ABN Amro Group NV, the Dutch lender nationalized in 2008, said it may cut about 15 percent of jobs at the firm’s clearing unit amid an overhaul.
“About 60 full time jobs out of 395 are in scope in this reorganization,” said Jeroen van Maarschalkerweerd, a spokesman for the Amsterdam-based bank. The cuts are a part of the integration of former Fortis and ABN units following their takeover by the Dutch state and also fit in with a group-wide program to increase efficiency, he said.
ABN Amro Clearing, a unit of ABN Amro Group with its own banking license in the Netherlands, plans to reduce its custody and brokerage activities as it focuses on the clearing business, Van Maarschalkerweerd said. Custody and brokerage activities for retail clients will be moved to ABN Amro Bank in Breda, the Netherlands, he said.
ABN Amro Clearing, which ranks itself among the world’s three-biggest clearing operations, has lost business to BNP Paribas Fortis, formerly known as Fortis Bank Belgium, resumed its own activities.
“We’ll aim to move the workers it concerns to other jobs,” Van Maarschalkerweerd said.
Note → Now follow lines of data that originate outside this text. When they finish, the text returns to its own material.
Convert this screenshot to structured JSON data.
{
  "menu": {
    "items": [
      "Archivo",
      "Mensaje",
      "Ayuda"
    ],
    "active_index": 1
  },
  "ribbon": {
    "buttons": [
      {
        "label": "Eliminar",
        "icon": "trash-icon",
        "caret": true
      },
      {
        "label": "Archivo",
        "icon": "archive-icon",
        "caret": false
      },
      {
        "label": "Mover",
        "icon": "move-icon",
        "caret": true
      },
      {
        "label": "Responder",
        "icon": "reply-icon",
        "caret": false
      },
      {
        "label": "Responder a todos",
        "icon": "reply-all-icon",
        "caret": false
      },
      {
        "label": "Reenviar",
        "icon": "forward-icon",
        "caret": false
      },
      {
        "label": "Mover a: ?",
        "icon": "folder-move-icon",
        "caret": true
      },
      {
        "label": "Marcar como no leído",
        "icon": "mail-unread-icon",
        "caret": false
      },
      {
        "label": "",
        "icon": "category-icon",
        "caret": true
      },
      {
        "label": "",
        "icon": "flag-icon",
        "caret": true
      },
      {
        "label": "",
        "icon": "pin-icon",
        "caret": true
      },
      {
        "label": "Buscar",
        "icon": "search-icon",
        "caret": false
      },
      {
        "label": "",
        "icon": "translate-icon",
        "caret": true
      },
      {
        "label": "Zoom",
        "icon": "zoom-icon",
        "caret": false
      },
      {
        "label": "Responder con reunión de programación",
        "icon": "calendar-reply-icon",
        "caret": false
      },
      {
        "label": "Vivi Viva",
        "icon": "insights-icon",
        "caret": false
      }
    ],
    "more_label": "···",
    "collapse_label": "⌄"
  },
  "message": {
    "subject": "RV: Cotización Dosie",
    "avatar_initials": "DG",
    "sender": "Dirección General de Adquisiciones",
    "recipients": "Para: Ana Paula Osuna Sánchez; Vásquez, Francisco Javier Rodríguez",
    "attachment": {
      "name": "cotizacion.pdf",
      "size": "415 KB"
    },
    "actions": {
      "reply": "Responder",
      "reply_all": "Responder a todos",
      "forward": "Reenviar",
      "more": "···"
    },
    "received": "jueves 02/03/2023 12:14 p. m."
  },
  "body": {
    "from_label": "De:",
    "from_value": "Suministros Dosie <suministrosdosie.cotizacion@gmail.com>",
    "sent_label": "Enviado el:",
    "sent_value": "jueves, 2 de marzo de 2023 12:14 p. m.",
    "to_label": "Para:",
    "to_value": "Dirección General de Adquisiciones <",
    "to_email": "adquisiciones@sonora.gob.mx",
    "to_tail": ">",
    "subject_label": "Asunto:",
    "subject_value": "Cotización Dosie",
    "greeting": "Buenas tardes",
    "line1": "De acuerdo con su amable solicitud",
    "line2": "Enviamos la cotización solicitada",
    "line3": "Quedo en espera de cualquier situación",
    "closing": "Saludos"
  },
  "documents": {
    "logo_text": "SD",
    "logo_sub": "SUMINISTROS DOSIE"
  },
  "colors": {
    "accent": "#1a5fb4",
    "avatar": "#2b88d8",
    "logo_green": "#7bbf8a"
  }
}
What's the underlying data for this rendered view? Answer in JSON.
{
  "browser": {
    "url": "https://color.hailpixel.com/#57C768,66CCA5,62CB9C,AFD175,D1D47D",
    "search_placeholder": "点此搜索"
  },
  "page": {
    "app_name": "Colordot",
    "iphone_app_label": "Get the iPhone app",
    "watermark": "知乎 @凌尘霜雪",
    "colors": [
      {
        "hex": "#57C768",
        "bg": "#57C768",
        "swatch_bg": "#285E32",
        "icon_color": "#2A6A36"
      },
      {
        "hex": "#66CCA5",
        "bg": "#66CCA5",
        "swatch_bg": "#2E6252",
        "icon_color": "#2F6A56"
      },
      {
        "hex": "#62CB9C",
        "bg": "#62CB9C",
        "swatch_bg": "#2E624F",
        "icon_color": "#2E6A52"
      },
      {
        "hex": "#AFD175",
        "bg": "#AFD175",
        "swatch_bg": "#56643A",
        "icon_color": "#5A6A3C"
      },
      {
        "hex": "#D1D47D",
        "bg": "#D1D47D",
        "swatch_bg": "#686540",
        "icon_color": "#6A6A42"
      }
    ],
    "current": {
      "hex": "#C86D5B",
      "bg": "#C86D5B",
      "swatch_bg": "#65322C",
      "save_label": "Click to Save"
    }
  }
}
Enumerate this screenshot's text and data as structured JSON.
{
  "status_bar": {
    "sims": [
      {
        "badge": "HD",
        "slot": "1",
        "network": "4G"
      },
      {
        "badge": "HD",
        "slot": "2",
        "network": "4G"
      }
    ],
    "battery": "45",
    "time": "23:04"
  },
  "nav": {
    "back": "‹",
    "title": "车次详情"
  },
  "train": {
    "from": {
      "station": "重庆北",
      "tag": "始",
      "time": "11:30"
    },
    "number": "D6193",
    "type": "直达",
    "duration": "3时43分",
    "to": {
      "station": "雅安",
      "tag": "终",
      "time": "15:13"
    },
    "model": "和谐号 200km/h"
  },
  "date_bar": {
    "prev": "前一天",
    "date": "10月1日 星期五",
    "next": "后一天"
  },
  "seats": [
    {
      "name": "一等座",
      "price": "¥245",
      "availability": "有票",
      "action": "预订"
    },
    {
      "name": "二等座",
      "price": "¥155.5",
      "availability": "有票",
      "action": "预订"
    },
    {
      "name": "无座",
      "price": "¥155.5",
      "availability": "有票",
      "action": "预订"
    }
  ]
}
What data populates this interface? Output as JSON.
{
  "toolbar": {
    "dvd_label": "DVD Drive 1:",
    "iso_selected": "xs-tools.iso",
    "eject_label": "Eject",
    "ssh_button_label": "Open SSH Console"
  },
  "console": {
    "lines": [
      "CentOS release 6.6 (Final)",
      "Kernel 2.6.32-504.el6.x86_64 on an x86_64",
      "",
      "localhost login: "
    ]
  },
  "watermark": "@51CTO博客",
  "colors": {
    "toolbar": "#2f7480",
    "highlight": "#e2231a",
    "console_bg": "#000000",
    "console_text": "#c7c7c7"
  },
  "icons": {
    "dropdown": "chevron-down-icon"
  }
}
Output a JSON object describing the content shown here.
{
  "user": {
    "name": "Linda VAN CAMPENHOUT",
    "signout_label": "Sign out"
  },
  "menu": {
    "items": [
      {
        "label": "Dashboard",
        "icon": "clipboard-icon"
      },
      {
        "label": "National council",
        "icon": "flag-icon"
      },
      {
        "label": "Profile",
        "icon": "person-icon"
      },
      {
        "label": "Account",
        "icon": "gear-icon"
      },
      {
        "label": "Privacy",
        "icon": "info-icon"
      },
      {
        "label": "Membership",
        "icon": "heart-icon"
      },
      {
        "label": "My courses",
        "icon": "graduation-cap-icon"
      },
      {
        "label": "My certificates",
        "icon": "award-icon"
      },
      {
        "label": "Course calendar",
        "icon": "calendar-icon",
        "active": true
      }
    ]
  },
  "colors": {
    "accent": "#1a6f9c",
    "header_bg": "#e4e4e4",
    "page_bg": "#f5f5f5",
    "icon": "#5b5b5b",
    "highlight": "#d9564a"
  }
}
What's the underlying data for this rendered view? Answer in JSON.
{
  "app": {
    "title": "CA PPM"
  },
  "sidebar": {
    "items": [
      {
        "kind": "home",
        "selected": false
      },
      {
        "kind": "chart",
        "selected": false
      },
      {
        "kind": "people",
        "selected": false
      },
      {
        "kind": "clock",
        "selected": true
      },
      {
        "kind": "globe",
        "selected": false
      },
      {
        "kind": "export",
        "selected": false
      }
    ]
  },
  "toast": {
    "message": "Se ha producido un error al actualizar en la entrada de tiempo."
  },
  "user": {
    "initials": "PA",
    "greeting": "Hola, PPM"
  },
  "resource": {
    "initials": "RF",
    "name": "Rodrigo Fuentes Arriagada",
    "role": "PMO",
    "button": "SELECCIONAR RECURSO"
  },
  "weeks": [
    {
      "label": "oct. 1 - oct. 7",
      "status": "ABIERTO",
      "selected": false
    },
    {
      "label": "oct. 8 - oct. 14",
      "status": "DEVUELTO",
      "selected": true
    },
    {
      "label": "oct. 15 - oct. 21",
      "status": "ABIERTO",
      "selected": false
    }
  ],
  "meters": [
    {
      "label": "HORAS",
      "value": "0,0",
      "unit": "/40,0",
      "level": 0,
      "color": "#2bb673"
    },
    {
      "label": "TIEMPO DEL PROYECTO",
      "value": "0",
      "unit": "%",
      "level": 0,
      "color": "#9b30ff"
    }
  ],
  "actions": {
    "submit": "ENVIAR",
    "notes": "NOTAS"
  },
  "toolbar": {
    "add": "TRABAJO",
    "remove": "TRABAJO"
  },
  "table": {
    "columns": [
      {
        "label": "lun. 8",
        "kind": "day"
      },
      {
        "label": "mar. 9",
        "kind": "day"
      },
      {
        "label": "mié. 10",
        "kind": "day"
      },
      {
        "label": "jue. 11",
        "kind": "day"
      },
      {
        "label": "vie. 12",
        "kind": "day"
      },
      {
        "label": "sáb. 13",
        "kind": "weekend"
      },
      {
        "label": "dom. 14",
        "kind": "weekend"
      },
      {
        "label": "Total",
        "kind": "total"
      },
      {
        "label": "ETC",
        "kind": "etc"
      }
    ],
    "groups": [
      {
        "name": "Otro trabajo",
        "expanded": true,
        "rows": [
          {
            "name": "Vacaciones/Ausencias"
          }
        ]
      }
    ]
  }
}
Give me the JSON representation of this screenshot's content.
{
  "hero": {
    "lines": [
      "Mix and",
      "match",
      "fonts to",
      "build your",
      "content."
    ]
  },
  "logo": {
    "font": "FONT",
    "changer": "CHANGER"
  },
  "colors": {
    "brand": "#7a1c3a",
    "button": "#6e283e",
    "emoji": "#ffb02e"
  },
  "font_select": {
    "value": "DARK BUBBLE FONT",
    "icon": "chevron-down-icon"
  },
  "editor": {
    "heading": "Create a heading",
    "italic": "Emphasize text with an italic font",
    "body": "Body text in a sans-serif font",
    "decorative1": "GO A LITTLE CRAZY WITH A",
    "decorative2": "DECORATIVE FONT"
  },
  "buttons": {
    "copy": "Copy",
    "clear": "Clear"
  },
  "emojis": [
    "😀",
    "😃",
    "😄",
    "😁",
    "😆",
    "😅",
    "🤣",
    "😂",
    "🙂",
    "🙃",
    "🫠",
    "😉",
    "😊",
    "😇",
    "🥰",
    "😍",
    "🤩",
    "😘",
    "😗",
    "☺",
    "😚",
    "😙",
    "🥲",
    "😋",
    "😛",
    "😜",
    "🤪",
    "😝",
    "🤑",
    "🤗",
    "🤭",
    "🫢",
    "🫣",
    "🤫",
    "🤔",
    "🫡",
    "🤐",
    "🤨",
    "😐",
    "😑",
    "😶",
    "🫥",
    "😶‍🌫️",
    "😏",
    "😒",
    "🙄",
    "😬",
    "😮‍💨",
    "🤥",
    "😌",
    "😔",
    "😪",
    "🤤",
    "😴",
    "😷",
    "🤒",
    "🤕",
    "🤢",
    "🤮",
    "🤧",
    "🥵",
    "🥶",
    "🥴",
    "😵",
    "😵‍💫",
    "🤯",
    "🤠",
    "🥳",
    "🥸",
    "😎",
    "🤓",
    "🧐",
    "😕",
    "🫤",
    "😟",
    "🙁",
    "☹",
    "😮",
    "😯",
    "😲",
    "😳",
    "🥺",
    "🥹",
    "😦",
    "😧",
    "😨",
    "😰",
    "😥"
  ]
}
Still, “forced redundancies unfortunately cannot be excluded,” he said, adding that the functions affected are mainly in operations, business development and business support and administration.
The Netherlands bought Fortis’s Dutch banking and insurance units and its stake in ABN Amro Holding NV in 2008 after the company ran out of short-term funding. Following the 30 billion-euro ($39 billion) bailout, Dutch Finance Minister Jan Kees de Jager indicated he plans to sell ABN Amro shares as early as 2014, preferably through a stock-exchange listing.
Royal Bank of Scotland Group Plc, Spain’s Banco Santander SA and Fortis bought ABN Amro in 2007 for about 72 billion euros in the world’s biggest banking takeover. In addition to the downfall of Fortis, RBS needed a 45.5 billion-pound ($71.3 billion) taxpayer rescue as the acquisition saddled it with bad debt and depleted its cash reserves.
The firm in August said it plans to trim 2,350 jobs in the next four years, partly offset by the creation of 450 new positions. The reductions follow an earlier program of 6,000 cuts aimed at eliminating overlaps between the former Fortis and ABN. The potential job losses at ABN Amro Clearing are separate from the 2,350, Van Maarschalkerweerd said.
ABN Amro Chairman Gerrit Zalm in August stepped up the lender’s cost-control targets as the first phase of integration nears its end by 2012. The lender aims for a cost-to-income ratio, or costs as a proportion of revenue, of below 60 percent by 2014. That compares with 63 percent in the first nine months of 2011.
ABN’s overall workforce fell to 24,947 at the end of September from 30,200 in 2009.